In 2013, e-comm companies spent Rs 1,355 crore on advertising. In comparison, one of the largest ad spenders on traditional media auto companies spent around R1,500 crore. This year, analysts say, the total spends by e-comm companies will grow by around 20%.
For brand building and creating a buzz, traditional media such as TV, radio and print are still the most effective. Internet, because of its limited reach, isnt able to generate the same buzz as other media does. With most online players being in start-up mode, they are expected to spend more on advertising this year, said Ashish Pherwani, partner, E&Y.
Along with absolute media spends, these companies are also spending a lot on getting celebrities to endorse their brands. For instance, commercial classified site OLX roped in actor and comedian Kapil Sharma for its latest television ads, while it also launched a joint marketing campaign with Flipkart recently.
If one wants to reach out to a large spectrum of audience in India, one has to rely on traditional media.
Also, traditional media lends a credibility to the brands that helps in winning consumer trust, said Pranay Chulet, CEO, Quikr, another leading classified site.
Agrees Shoumyan Biswas, senior director, marketing, Flipkart. Some of our campaigns like shopping ka naya address have been extremely successful and did contribute towards making us a household name, he said.
The big spenders are also the ones with sound financial backing. For instance, OLX, which is backed by South African media company Naspers, has, so far this year, spent R26.7 crore on advertising on television, R17.7 crore on print and R6 crore on radio. Snapdeal, the second-largest e-tailing company in the country after Flipkart, has raised $100 million in May this year, spending R23 crore on advertising on television and R1.3 crore each on print and radio.
Meanwhile, Flipkart which was recently in the news for raising $1 billion, has, so far, spent R33.8 crore on print advertising and R21 crore on television.
A good amount of the funds raised by these companies are being spent on building their brand recall, besides firming up their online business, said Pherwani.
So far in 2014, print has been the biggest gainer of all the mediums, with online players spending R599 crore on advertising, followed by television where online players spend R170 crore, and finally radio, for which the ad spend stood at R13.9 crore.
As per Jehill Thakkar, executive director, media and entertainment practice, KPMG, in India so far advertising has been restricted to national channels and newspapers. But going forward, he sees this changing.

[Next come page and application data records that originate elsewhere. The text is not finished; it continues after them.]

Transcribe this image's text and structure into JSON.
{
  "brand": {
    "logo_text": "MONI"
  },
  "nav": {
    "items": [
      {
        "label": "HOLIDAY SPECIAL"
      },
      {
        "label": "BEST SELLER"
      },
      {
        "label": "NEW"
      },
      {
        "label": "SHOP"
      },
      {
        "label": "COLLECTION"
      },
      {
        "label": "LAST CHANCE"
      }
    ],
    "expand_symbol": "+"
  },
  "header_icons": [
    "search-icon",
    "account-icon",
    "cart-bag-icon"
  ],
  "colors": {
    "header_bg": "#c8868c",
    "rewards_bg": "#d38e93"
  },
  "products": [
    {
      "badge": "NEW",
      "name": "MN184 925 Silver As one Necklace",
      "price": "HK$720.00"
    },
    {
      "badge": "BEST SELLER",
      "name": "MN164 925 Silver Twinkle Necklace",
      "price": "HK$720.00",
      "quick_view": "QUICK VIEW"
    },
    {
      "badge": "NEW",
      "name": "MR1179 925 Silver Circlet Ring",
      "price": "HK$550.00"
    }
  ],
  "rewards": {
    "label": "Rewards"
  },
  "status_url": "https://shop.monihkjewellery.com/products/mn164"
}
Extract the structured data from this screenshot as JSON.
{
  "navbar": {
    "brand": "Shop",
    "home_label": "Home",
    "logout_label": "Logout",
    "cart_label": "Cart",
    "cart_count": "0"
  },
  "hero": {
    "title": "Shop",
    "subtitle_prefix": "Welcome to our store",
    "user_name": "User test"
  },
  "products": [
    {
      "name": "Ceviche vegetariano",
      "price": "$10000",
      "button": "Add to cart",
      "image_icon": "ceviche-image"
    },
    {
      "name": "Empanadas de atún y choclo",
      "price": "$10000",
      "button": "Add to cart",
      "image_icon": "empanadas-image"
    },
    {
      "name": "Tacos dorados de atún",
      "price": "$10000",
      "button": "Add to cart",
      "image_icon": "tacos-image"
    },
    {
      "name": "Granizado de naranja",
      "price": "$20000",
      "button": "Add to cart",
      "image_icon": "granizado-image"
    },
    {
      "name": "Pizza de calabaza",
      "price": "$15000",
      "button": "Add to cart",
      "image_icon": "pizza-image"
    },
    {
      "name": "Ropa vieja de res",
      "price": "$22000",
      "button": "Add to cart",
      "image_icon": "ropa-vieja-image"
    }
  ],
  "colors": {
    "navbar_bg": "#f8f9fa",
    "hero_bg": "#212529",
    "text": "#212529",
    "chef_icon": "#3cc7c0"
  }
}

With online players expanding their reach and penetrating into smaller markets, they will use regional mediums, including television, print and radio, extensively to grab consumers attention, added Thakkar.